Q: Please introduce yourself and explain why you want to have this interview published.
I called you for this interview and ask you to publish it because I want my side of the story to be told without interference. You may call me Sergei, we both know it is not my real name but given the situation I want to stay anonymous and not risk my friends and family (*). These are dangerous times, I give you this interview under the condition that my identity will not be revealed.
I am from Donetsk, I am Russian born in Ukraine when it was still part the Soviet Union. When the Soviet Union fell apart I became Ukrainian because my family has lived in Donbas for generations, my father has built a blooming family business here and didn’t want to leave. My father said he was born as Russian in Ukraine and will die as Russian in Ukraine. Back then, I was in Russia in de Soviet Army and followed my father’s decision so I was transferred to Ukraine as Ukrainian (*). Becoming more and more disappointed in the Kiev government, I resigned and joined our family business in Donetsk.
My passport says I am Ukrainian but I feel Russian, I am Russian, always have been Russian and always will be Russian. We know each other for many years, you know this has always been my point of view. Please don’t get me wrong, this is my personal sentiment about being Russian, not the sentiment of all people in Donbas, especially not in Donetsk. Even my younger brother doesn’t agree with me and he still proudly serves as Ukrainian Officer. My sister on the other hand lives in Crimea and cried from happiness when she received her Russian passport, she feels liberated from Ukrainian occupation. My father is and will always be a Ukrainian-Russian, until his last breath.
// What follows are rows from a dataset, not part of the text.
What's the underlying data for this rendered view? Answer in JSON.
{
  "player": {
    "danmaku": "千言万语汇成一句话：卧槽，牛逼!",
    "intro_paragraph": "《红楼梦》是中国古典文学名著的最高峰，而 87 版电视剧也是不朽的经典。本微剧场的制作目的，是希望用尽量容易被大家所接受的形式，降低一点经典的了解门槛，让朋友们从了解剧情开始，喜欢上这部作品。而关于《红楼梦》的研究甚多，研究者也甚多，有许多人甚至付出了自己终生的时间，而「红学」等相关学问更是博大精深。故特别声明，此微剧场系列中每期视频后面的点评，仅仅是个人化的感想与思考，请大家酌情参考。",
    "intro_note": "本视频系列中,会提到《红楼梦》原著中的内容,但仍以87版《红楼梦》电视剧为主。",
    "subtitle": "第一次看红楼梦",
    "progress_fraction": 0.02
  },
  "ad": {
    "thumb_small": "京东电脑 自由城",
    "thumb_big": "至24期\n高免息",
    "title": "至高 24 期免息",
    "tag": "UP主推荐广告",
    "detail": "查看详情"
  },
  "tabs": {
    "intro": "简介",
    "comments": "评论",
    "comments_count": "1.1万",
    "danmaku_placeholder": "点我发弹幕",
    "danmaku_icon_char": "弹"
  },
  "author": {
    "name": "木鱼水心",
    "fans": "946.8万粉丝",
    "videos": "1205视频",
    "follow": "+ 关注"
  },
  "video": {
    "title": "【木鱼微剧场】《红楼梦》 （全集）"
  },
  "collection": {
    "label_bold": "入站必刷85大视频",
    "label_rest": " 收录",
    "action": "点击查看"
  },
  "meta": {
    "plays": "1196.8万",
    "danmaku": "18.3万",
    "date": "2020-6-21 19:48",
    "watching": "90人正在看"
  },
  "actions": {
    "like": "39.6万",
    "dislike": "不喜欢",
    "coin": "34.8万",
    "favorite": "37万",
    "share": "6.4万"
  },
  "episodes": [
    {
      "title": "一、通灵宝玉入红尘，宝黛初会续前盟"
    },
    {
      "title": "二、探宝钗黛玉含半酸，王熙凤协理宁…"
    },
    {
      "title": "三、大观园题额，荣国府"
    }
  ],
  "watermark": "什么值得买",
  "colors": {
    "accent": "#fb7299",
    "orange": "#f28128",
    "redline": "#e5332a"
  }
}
This shows you how divided we are and I believe you will find the same all over Donbas and other parts of Ukraine.